As someone who has been a longtime fan of James Wan’s genre output, I was extremely excited when it was announced that he was going to be giving us another original horror movie to enjoy via Malignant. And the best compliment I can give Malignant is that I went into this movie thinking it was going to be one thing, and for a good portion of the film, it very much lulls you into thinking your expectations are spot-on. But by the time the second half kicks in, Wan delivers an experience that is so shockingly weird and jaw-droppingly unexpected, that I spent most of my time with my mouth agape and cackling at a variety of moments with unfettered glee.
There’s no doubt in my mind that with Malignant, Wan has created a movie that will undoubtedly be divisive amongst audiences, where mainstream fans will probably like the first half of the movie more, and us genre nuts who enjoy when our horror goes off the rails will definitely fall in love with the latter half more. But in any case, Malignant is my favorite thing I’ve seen from Wan since the first Insidious, and while it very much has all the earmarks of James’ creative spirit, you can definitely get a sense of his love for Fulci, Bava, and Argento with what he delivers in his latest.

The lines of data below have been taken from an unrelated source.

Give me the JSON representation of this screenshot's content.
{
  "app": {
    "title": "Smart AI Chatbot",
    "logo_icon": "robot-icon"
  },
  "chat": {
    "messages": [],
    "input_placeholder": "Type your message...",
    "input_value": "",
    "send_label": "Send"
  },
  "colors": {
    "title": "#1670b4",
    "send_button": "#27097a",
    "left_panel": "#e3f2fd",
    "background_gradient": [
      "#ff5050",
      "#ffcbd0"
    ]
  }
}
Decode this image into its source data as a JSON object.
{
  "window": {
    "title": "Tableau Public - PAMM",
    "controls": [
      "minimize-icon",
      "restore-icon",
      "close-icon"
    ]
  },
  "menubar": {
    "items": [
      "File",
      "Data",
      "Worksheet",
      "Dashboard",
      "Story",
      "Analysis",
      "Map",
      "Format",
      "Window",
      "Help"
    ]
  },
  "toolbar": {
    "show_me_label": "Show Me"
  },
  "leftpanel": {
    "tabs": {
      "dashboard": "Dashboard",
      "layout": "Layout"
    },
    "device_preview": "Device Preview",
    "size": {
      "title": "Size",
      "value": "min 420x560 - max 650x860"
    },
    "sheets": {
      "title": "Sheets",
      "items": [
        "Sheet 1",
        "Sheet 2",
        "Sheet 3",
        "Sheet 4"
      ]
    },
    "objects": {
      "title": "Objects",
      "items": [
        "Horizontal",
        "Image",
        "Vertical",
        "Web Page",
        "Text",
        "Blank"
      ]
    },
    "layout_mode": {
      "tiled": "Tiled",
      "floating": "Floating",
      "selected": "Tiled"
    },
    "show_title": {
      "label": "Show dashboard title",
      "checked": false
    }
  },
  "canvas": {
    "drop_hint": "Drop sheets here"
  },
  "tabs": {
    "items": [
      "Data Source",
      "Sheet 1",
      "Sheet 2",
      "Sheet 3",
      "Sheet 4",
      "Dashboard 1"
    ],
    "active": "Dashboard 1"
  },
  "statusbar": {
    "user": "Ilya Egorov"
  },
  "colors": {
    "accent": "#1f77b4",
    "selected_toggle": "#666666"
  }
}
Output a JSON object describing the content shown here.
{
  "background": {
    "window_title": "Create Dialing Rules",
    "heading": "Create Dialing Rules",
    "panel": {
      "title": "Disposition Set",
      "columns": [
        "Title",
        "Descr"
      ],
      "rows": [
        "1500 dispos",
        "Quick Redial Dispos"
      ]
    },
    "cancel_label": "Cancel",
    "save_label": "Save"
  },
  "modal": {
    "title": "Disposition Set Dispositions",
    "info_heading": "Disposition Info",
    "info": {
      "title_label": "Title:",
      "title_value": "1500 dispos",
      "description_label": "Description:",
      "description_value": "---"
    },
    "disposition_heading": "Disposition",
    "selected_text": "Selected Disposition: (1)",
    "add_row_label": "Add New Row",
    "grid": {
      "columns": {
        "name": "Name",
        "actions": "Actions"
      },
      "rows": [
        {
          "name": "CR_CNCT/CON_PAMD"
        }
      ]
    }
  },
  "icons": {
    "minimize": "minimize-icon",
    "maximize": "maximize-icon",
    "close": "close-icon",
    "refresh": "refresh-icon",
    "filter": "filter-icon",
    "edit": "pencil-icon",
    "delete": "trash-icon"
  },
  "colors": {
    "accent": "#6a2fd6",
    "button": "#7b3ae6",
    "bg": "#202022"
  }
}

Long story short: Malignant is easily one of the most brazenly bizarre studio horror efforts that I’ve seen in some time, and I absolutely loved it.
The setup of Malignant is pretty straightforward, as we follow a young woman named Madison (Annabelle Wallis), who begins having horrifying nightmares featuring an unknown figure committing grisly murders. Madison soon realizes that these nightmarish visions are happening in real life, and she must try and figure out just who is behind the butchery before she ends up taking the fall for the killer’s actions.
Sounds like your typical supernatural story, right? For sure. But there’s so much more going on in Malignant than that, but I wouldn’t dare dream of ruining the surprises for everyone else. The film definitely takes you on such an unpredictably twisted and terrifying ride that I want to make sure other horror fans get to enjoy it as this writer did, because I had a total blast with it. As mentioned earlier, the influences of Italian cinema are felt throughout Malignant, and I enjoyed how much Wan leans into the mind-boggling nature of giallos and just lets loose here with a narrative that takes some wild swings, and it all works exceedingly well. I’m hesitant to pinpoint exactly just which Italian horror influences seemed to loom over Malignant, as that could potentially give fans a few clues, but what I think Wan achieves here is something that very much wears its influences on its sleeves, but still feels wholly unique all the same, which is no easy feat.
On a visual level, Malignant is fantastic filmmaking from Wan and his cinematographer Michael Burgess that does a brilliant job of immersing viewers right into Madison’s horrifying experiences in an incredibly striking way. Malignant also has several excellent action set pieces that Burgess does a great job of capturing with fluid camera motions, where you can really process everything happening in those moments, that somehow make them look even more badass than they already are (and trust me, they are badass). There are also some ingenious camera movements in Madison’s home that reminded me of the famous crane shot from Tenebrae, in terms of how graceful its movements are as it establishes the locale visually. Wan also confidently crafts a handful of scares that are a lot of fun, and as far as Malignant’s kills are concerned, they are brutal and gruesome and do not hold back whatsoever.
Wallis’ performance in Malignant is great, too, especially when all the pieces of the film’s puzzle lock into place and certain things about Madison are revealed, because there are these very subtle aspects to her portrayal of her character that feel way more impactful once you fully understand what’s going on. But Wallis makes for an engaging emotional anchor here and there is shared infectious chemistry between Annabelle and Maddie Hasson, who plays her extremely devoted and determined sister in Malignant. The movie’s audio mix is pretty damn great, and it really adds a lot to the effectiveness of Malignant’s overall tone and atmosphere, and I really enjoyed Joseph Bishara’s score for the film as well.
As a whole, Malignant is shaping up to be the most surprising horror movie experience I’ve had this year, and I love just how unapologetically audacious the second half of the film is. I don’t know if Wan’s latest horror effort is going to work for everybody, but as someone who unabashedly loves the off-kilter nature of Italian horror (the weirder the better, in my opinion), Malignant sure as hell worked for me, and I cannot wait to see everyone’s reactions to Wan’s mad genius that’s fully on display here.
Movie Score: 4/5